Naturally, this appears to be a system that allows everyone in the society to live well, though few, if at all, get a chance to become affluent. A new family starts with a small land holding and a bamboo hut at the edge of their field. Their first goal usually is in building a better house. This process begins with buying and accumulating timber until there is enough to construct a house. Once this is done, wealth is usually stored as gold, as most people are not yet exposed to the banking system.
All this might sound like an exotic and near-utopian land. Perhaps this is true, or perhaps these places have their own problems, but as an outsider who did not understand their language and been here just a day listening to the honest opinions of a tour guide, I may not have deeper insights to their lives. What was apparent was that they were relatively isolated from the modern world. And yet, living not too faraway from the bustling Inle Lake area, they were no strangers to the world outside their society.
With tourism exploding around the lake, life here might change soon too. Perhaps some PaO may find working in tourism industry a lot more lucrative in the days to come. The government has just set aside a large area of land facing the lake as ‘tourism zone’, where several hotel projects are slated to come up soon. For a PaO man who would be searching for opportunities outside their villages, finding unskilled jobs may not be a distant dream. This might just mark the beginning of PaO people’s move into the urban society. Trekking groups and guided individuals like me are already visiting the Shan Hills, which may increase the exposure of these people to tourism.
I could also sense some ecological problems arising in the region in the days to come. Similar to many countries in different stages of modernization, population in the hills seems to be growing fast. One observation that gave strength to this idea was the rapid increase in farmland cleared for agriculture in the recent times, as Wei Zoo told me. This could well lead to environmental issues that people in the hills and the lake area may begin facing in the days to come.
These problems, however, are only speculations of a visitor who has been here very briefly. I wish the PaO live happily as a community, even as they prosper and someday inevitably integrate with the modern world.
About Trekking in Shan Hills from Inle Lake – A quick guide
There are several trekking options in Shan Hills area, varying from a few hours to as long as a week. One of the very popular treks begins from the town of Kalaw and ends in Inle Lake, taking three days or more. While these can be easily booked on arrival either in Kalaw or in Inle Lake (Nyaung Shwe town), it is possible to book ahead through a travel agent in Yangon.
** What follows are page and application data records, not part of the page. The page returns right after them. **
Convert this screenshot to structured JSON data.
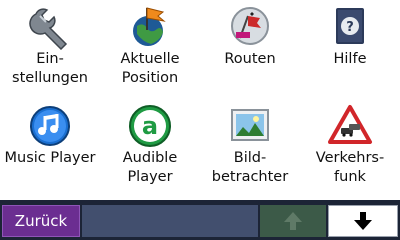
{
  "menu": {
    "items": [
      {
        "label": "Ein-\nstellungen",
        "icon": "wrench-icon"
      },
      {
        "label": "Aktuelle\nPosition",
        "icon": "globe-flag-icon"
      },
      {
        "label": "Routen",
        "icon": "routes-flags-icon"
      },
      {
        "label": "Hilfe",
        "icon": "help-book-icon"
      },
      {
        "label": "Music Player",
        "icon": "music-note-icon"
      },
      {
        "label": "Audible\nPlayer",
        "icon": "audible-icon"
      },
      {
        "label": "Bild-\nbetrachter",
        "icon": "picture-viewer-icon"
      },
      {
        "label": "Verkehrs-\nfunk",
        "icon": "traffic-warning-icon"
      }
    ]
  },
  "footer": {
    "back_label": "Zurück",
    "scroll_up_icon": "arrow-up-icon",
    "scroll_down_icon": "arrow-down-icon"
  },
  "colors": {
    "back_button": "#6b2e91",
    "bar_background": "#1c2436",
    "up_button_disabled": "#3c5a48",
    "down_button": "#ffffff"
  }
}
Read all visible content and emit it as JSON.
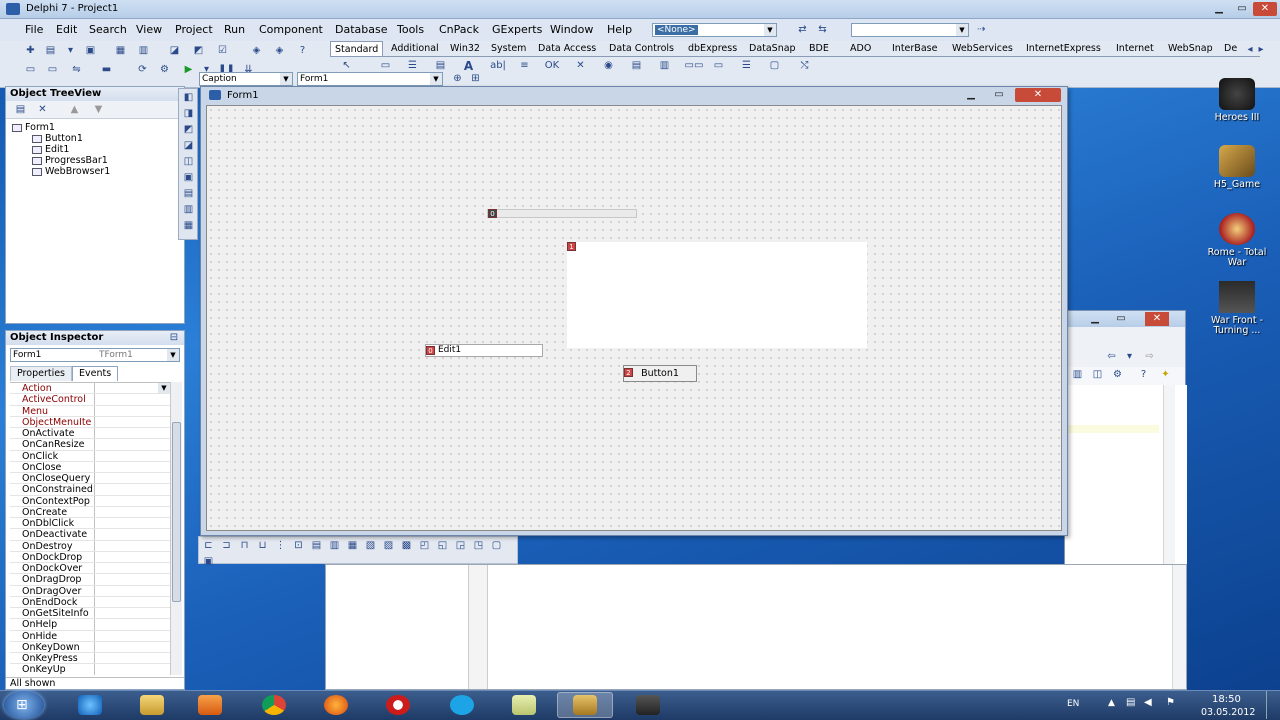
{
  "ide": {
    "title": "Delphi 7 - Project1",
    "menu": [
      "File",
      "Edit",
      "Search",
      "View",
      "Project",
      "Run",
      "Component",
      "Database",
      "Tools",
      "CnPack",
      "GExperts",
      "Window",
      "Help"
    ],
    "desktop_combo": "<None>",
    "palette_tabs": [
      "Standard",
      "Additional",
      "Win32",
      "System",
      "Data Access",
      "Data Controls",
      "dbExpress",
      "DataSnap",
      "BDE",
      "ADO",
      "InterBase",
      "WebServices",
      "InternetExpress",
      "Internet",
      "WebSnap",
      "De"
    ],
    "caption_combo": "Caption",
    "form_combo": "Form1"
  },
  "tree_view": {
    "title": "Object TreeView",
    "root": "Form1",
    "children": [
      "Button1",
      "Edit1",
      "ProgressBar1",
      "WebBrowser1"
    ]
  },
  "inspector": {
    "title": "Object Inspector",
    "object_name": "Form1",
    "object_type": "TForm1",
    "tab_properties": "Properties",
    "tab_events": "Events",
    "events": [
      "Action",
      "ActiveControl",
      "Menu",
      "ObjectMenuIte",
      "OnActivate",
      "OnCanResize",
      "OnClick",
      "OnClose",
      "OnCloseQuery",
      "OnConstrained",
      "OnContextPop",
      "OnCreate",
      "OnDblClick",
      "OnDeactivate",
      "OnDestroy",
      "OnDockDrop",
      "OnDockOver",
      "OnDragDrop",
      "OnDragOver",
      "OnEndDock",
      "OnGetSiteInfo",
      "OnHelp",
      "OnHide",
      "OnKeyDown",
      "OnKeyPress",
      "OnKeyUp"
    ],
    "status": "All shown"
  },
  "form": {
    "title": "Form1",
    "edit_text": "Edit1",
    "edit_badge": "0",
    "progress_badge": "0",
    "browser_badge": "1",
    "button_label": "Button1",
    "button_badge": "2"
  },
  "desktop_icons": [
    "Heroes III",
    "H5_Game",
    "Rome - Total War",
    "War Front - Turning ..."
  ],
  "tray": {
    "lang": "EN",
    "time": "18:50",
    "date": "03.05.2012"
  },
  "colors": {
    "accent": "#3a6ea5",
    "taskbar": "#1f3a66"
  }
}
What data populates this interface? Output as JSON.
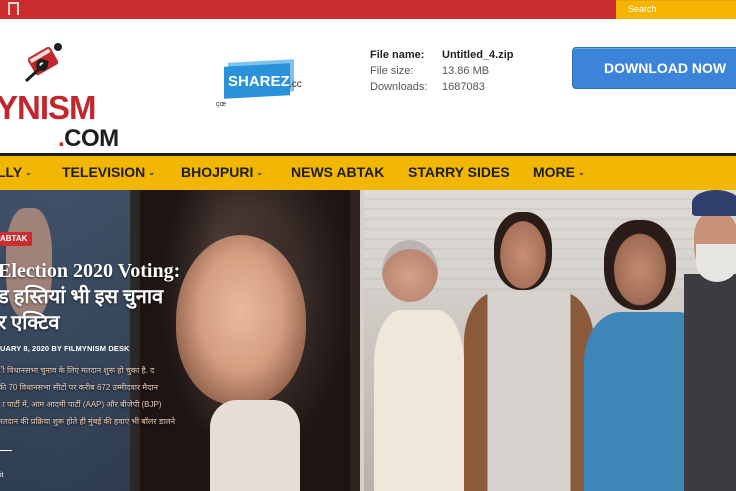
{
  "topbar": {
    "search_placeholder": "Search"
  },
  "logo": {
    "main_text": "YNISM",
    "com_text": "COM",
    "com_dot": "."
  },
  "sharez": {
    "text": "SHAREZ",
    "suffix": ".cc",
    "tiny": "çœ"
  },
  "file": {
    "rows": [
      {
        "label": "File name:",
        "value": "Untitled_4.zip"
      },
      {
        "label": "File size:",
        "value": "13.86 MB"
      },
      {
        "label": "Downloads:",
        "value": "1687083"
      }
    ]
  },
  "download_button": "DOWNLOAD NOW",
  "nav": {
    "items": [
      {
        "label": "LLY",
        "caret": true
      },
      {
        "label": "TELEVISION",
        "caret": true
      },
      {
        "label": "BHOJPURI",
        "caret": true
      },
      {
        "label": "NEWS ABTAK",
        "caret": false
      },
      {
        "label": "STARRY SIDES",
        "caret": false
      },
      {
        "label": "MORE",
        "caret": true
      }
    ],
    "caret_symbol": "⌄"
  },
  "article": {
    "category": "ABTAK",
    "headline_lines": [
      "Election 2020 Voting:",
      "ड हस्तियां भी इस चुनाव",
      "र एक्टिव"
    ],
    "meta": "UARY 8, 2020 BY FILMYNISM DESK",
    "excerpt_lines": [
      "ी विधानसभा चुनाव के लिए मतदान शुरू हो चुका है. द",
      "की 70 विधानसभा सीटों पर करीब 672 उम्मीदवार मैदान",
      "ा पार्टी में, आम आदमी पार्टी (AAP) और बीजेपी (BJP)",
      "मतदान की प्रक्रिया शुरू होते ही मुंबई की हवाएं भी बॉलर डालने"
    ],
    "read_more": "it"
  },
  "colors": {
    "topbar": "#c92d2d",
    "nav": "#f2b705",
    "download": "#3b84d9",
    "brand_red": "#c1272d"
  }
}
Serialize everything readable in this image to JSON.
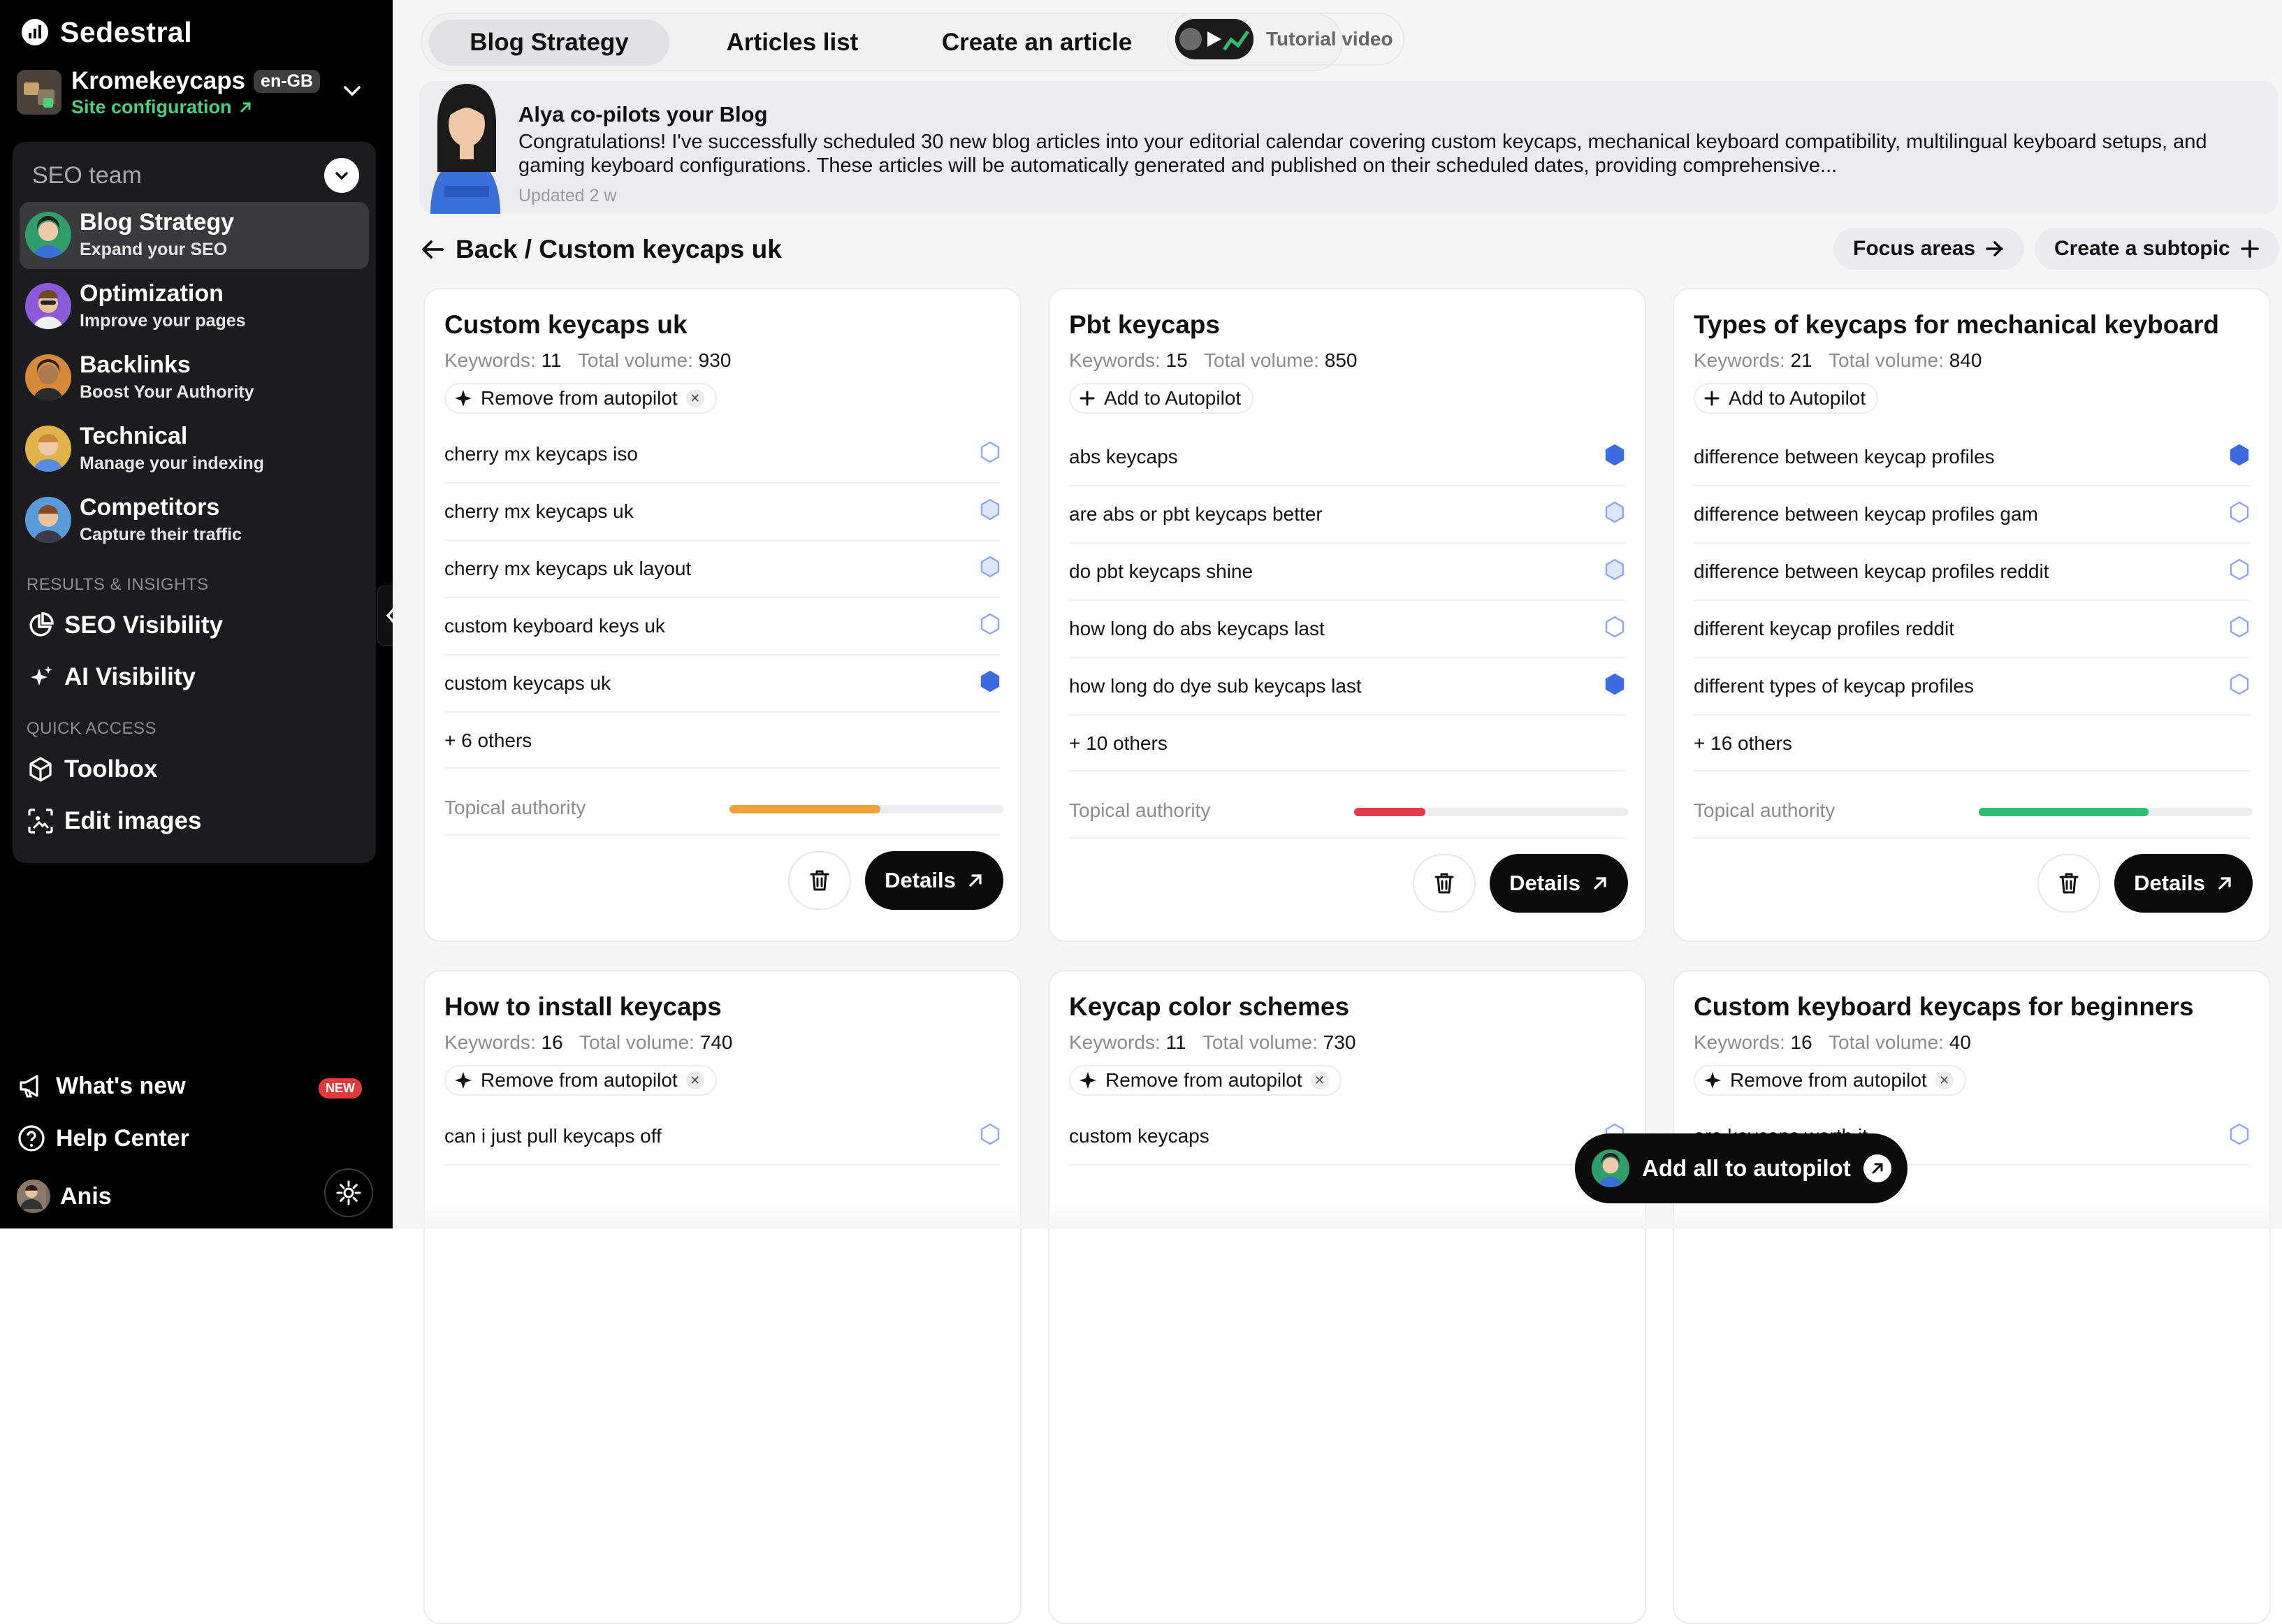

The trek I made was for two days starting and ending in Inle Lake. Any travel agency in Nyaung Shwe town at the edge of Inle Lake can organize this at a very short notice. Day treks and half-day treks are also possible.